=== THE RECORDS ===

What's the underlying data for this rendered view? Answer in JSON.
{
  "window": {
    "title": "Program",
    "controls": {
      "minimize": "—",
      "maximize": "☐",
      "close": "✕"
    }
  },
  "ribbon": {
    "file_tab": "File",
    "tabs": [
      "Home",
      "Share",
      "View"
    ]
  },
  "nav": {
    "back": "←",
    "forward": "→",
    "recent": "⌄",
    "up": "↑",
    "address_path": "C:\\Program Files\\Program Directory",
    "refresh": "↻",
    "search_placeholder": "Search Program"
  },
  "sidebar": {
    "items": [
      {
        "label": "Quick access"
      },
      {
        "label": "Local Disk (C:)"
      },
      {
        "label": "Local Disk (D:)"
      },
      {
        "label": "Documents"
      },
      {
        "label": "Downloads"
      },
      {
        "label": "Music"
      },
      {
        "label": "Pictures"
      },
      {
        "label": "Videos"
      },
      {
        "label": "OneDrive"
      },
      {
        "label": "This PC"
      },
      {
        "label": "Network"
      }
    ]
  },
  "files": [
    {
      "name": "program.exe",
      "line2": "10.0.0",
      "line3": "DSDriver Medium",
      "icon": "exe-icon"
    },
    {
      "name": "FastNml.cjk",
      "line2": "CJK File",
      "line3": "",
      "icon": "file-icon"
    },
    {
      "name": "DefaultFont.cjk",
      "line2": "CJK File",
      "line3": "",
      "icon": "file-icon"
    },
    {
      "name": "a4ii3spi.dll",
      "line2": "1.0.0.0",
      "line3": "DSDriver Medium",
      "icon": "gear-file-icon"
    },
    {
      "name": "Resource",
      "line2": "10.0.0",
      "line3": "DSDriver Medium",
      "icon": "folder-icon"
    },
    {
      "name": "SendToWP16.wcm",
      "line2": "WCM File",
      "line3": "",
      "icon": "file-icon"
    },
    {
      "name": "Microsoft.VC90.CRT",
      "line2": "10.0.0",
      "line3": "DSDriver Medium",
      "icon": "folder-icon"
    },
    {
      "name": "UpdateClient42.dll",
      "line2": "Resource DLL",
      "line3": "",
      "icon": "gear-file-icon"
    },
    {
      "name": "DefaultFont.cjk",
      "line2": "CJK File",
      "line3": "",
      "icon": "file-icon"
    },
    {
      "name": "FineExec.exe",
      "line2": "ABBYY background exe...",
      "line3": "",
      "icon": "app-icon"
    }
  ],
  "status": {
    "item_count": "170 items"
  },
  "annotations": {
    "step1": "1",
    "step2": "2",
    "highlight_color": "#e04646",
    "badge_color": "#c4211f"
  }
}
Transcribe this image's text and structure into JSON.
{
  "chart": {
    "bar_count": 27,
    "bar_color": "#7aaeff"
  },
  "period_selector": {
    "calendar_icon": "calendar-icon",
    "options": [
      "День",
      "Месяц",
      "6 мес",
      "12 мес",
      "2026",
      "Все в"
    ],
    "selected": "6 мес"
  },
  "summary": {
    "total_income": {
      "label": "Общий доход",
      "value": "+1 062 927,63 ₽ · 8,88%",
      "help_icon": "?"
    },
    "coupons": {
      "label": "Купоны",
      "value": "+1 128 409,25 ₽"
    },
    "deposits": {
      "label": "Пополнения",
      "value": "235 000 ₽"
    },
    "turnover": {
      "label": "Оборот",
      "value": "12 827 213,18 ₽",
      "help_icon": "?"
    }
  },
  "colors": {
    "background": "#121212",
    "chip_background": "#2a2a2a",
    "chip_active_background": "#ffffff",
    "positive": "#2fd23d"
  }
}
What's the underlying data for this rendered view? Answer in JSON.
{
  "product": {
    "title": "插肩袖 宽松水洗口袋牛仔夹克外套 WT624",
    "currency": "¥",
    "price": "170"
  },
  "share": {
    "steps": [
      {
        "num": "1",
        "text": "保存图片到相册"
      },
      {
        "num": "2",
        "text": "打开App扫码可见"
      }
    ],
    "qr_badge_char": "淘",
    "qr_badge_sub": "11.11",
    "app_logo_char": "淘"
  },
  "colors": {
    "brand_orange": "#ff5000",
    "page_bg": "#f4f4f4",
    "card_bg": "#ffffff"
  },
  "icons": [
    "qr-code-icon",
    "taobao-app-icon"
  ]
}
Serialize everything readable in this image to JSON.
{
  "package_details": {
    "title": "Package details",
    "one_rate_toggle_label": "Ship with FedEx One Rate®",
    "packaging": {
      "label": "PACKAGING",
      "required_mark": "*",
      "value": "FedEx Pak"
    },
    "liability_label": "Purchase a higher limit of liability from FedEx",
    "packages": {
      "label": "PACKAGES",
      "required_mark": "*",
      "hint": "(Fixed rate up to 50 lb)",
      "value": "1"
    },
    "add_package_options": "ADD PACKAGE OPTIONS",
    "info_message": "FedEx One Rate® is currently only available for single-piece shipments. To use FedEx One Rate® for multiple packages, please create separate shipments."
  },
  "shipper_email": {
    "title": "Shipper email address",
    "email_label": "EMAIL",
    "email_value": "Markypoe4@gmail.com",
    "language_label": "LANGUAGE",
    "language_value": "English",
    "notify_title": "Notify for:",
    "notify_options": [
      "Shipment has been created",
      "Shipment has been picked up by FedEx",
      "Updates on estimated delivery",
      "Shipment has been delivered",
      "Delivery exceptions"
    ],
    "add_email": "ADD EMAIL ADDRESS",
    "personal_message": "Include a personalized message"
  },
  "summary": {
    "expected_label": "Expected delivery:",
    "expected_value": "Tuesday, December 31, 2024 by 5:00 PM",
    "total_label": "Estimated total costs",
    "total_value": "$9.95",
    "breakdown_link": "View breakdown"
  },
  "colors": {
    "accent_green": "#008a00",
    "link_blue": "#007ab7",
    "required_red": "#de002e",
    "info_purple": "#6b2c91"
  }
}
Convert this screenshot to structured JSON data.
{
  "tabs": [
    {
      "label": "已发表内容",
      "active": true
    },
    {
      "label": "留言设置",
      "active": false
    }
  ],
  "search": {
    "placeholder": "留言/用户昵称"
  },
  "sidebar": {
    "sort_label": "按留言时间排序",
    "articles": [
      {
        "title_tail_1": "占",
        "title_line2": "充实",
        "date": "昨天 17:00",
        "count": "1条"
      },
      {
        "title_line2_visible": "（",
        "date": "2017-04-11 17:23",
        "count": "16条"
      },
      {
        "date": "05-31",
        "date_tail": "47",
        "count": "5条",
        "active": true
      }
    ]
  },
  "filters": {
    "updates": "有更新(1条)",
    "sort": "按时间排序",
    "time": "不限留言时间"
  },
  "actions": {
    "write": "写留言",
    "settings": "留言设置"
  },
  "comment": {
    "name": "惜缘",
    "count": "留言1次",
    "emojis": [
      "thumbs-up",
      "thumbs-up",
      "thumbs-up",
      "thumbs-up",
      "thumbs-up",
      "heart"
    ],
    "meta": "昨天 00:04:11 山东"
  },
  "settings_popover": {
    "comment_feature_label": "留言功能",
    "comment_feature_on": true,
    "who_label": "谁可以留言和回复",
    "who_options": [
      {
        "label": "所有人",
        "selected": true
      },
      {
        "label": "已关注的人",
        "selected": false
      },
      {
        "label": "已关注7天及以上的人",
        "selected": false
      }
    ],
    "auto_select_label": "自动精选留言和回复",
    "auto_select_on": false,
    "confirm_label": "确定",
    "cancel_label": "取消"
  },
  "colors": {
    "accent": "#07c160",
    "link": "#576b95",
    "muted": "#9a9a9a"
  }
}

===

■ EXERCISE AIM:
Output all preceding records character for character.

■ WRITTEN SOLUTION:
What's the underlying data for this rendered view? Answer in JSON.
{
  "window": {
    "title": "Program",
    "controls": {
      "minimize": "—",
      "maximize": "☐",
      "close": "✕"
    }
  },
  "ribbon": {
    "file_tab": "File",
    "tabs": [
      "Home",
      "Share",
      "View"
    ]
  },
  "nav": {
    "back": "←",
    "forward": "→",
    "recent": "⌄",
    "up": "↑",
    "address_path": "C:\\Program Files\\Program Directory",
    "refresh": "↻",
    "search_placeholder": "Search Program"
  },
  "sidebar": {
    "items": [
      {
        "label": "Quick access"
      },
      {
        "label": "Local Disk (C:)"
      },
      {
        "label": "Local Disk (D:)"
      },
      {
        "label": "Documents"
      },
      {
        "label": "Downloads"
      },
      {
        "label": "Music"
      },
      {
        "label": "Pictures"
      },
      {
        "label": "Videos"
      },
      {
        "label": "OneDrive"
      },
      {
        "label": "This PC"
      },
      {
        "label": "Network"
      }
    ]
  },
  "files": [
    {
      "name": "program.exe",
      "line2": "10.0.0",
      "line3": "DSDriver Medium",
      "icon": "exe-icon"
    },
    {
      "name": "FastNml.cjk",
      "line2": "CJK File",
      "line3": "",
      "icon": "file-icon"
    },
    {
      "name": "DefaultFont.cjk",
      "line2": "CJK File",
      "line3": "",
      "icon": "file-icon"
    },
    {
      "name": "a4ii3spi.dll",
      "line2": "1.0.0.0",
      "line3": "DSDriver Medium",
      "icon": "gear-file-icon"
    },
    {
      "name": "Resource",
      "line2": "10.0.0",
      "line3": "DSDriver Medium",
      "icon": "folder-icon"
    },
    {
      "name": "SendToWP16.wcm",
      "line2": "WCM File",
      "line3": "",
      "icon": "file-icon"
    },
    {
      "name": "Microsoft.VC90.CRT",
      "line2": "10.0.0",
      "line3": "DSDriver Medium",
      "icon": "folder-icon"
    },
    {
      "name": "UpdateClient42.dll",
      "line2": "Resource DLL",
      "line3": "",
      "icon": "gear-file-icon"
    },
    {
      "name": "DefaultFont.cjk",
      "line2": "CJK File",
      "line3": "",
      "icon": "file-icon"
    },
    {
      "name": "FineExec.exe",
      "line2": "ABBYY background exe...",
      "line3": "",
      "icon": "app-icon"
    }
  ],
  "status": {
    "item_count": "170 items"
  },
  "annotations": {
    "step1": "1",
    "step2": "2",
    "highlight_color": "#e04646",
    "badge_color": "#c4211f"
  }
}
Transcribe this image's text and structure into JSON.
{
  "chart": {
    "bar_count": 27,
    "bar_color": "#7aaeff"
  },
  "period_selector": {
    "calendar_icon": "calendar-icon",
    "options": [
      "День",
      "Месяц",
      "6 мес",
      "12 мес",
      "2026",
      "Все в"
    ],
    "selected": "6 мес"
  },
  "summary": {
    "total_income": {
      "label": "Общий доход",
      "value": "+1 062 927,63 ₽ · 8,88%",
      "help_icon": "?"
    },
    "coupons": {
      "label": "Купоны",
      "value": "+1 128 409,25 ₽"
    },
    "deposits": {
      "label": "Пополнения",
      "value": "235 000 ₽"
    },
    "turnover": {
      "label": "Оборот",
      "value": "12 827 213,18 ₽",
      "help_icon": "?"
    }
  },
  "colors": {
    "background": "#121212",
    "chip_background": "#2a2a2a",
    "chip_active_background": "#ffffff",
    "positive": "#2fd23d"
  }
}
What's the underlying data for this rendered view? Answer in JSON.
{
  "product": {
    "title": "插肩袖 宽松水洗口袋牛仔夹克外套 WT624",
    "currency": "¥",
    "price": "170"
  },
  "share": {
    "steps": [
      {
        "num": "1",
        "text": "保存图片到相册"
      },
      {
        "num": "2",
        "text": "打开App扫码可见"
      }
    ],
    "qr_badge_char": "淘",
    "qr_badge_sub": "11.11",
    "app_logo_char": "淘"
  },
  "colors": {
    "brand_orange": "#ff5000",
    "page_bg": "#f4f4f4",
    "card_bg": "#ffffff"
  },
  "icons": [
    "qr-code-icon",
    "taobao-app-icon"
  ]
}
Serialize everything readable in this image to JSON.
{
  "package_details": {
    "title": "Package details",
    "one_rate_toggle_label": "Ship with FedEx One Rate®",
    "packaging": {
      "label": "PACKAGING",
      "required_mark": "*",
      "value": "FedEx Pak"
    },
    "liability_label": "Purchase a higher limit of liability from FedEx",
    "packages": {
      "label": "PACKAGES",
      "required_mark": "*",
      "hint": "(Fixed rate up to 50 lb)",
      "value": "1"
    },
    "add_package_options": "ADD PACKAGE OPTIONS",
    "info_message": "FedEx One Rate® is currently only available for single-piece shipments. To use FedEx One Rate® for multiple packages, please create separate shipments."
  },
  "shipper_email": {
    "title": "Shipper email address",
    "email_label": "EMAIL",
    "email_value": "Markypoe4@gmail.com",
    "language_label": "LANGUAGE",
    "language_value": "English",
    "notify_title": "Notify for:",
    "notify_options": [
      "Shipment has been created",
      "Shipment has been picked up by FedEx",
      "Updates on estimated delivery",
      "Shipment has been delivered",
      "Delivery exceptions"
    ],
    "add_email": "ADD EMAIL ADDRESS",
    "personal_message": "Include a personalized message"
  },
  "summary": {
    "expected_label": "Expected delivery:",
    "expected_value": "Tuesday, December 31, 2024 by 5:00 PM",
    "total_label": "Estimated total costs",
    "total_value": "$9.95",
    "breakdown_link": "View breakdown"
  },
  "colors": {
    "accent_green": "#008a00",
    "link_blue": "#007ab7",
    "required_red": "#de002e",
    "info_purple": "#6b2c91"
  }
}
Convert this screenshot to structured JSON data.
{
  "tabs": [
    {
      "label": "已发表内容",
      "active": true
    },
    {
      "label": "留言设置",
      "active": false
    }
  ],
  "search": {
    "placeholder": "留言/用户昵称"
  },
  "sidebar": {
    "sort_label": "按留言时间排序",
    "articles": [
      {
        "title_tail_1": "占",
        "title_line2": "充实",
        "date": "昨天 17:00",
        "count": "1条"
      },
      {
        "title_line2_visible": "（",
        "date": "2017-04-11 17:23",
        "count": "16条"
      },
      {
        "date": "05-31",
        "date_tail": "47",
        "count": "5条",
        "active": true
      }
    ]
  },
  "filters": {
    "updates": "有更新(1条)",
    "sort": "按时间排序",
    "time": "不限留言时间"
  },
  "actions": {
    "write": "写留言",
    "settings": "留言设置"
  },
  "comment": {
    "name": "惜缘",
    "count": "留言1次",
    "emojis": [
      "thumbs-up",
      "thumbs-up",
      "thumbs-up",
      "thumbs-up",
      "thumbs-up",
      "heart"
    ],
    "meta": "昨天 00:04:11 山东"
  },
  "settings_popover": {
    "comment_feature_label": "留言功能",
    "comment_feature_on": true,
    "who_label": "谁可以留言和回复",
    "who_options": [
      {
        "label": "所有人",
        "selected": true
      },
      {
        "label": "已关注的人",
        "selected": false
      },
      {
        "label": "已关注7天及以上的人",
        "selected": false
      }
    ],
    "auto_select_label": "自动精选留言和回复",
    "auto_select_on": false,
    "confirm_label": "确定",
    "cancel_label": "取消"
  },
  "colors": {
    "accent": "#07c160",
    "link": "#576b95",
    "muted": "#9a9a9a"
  }
}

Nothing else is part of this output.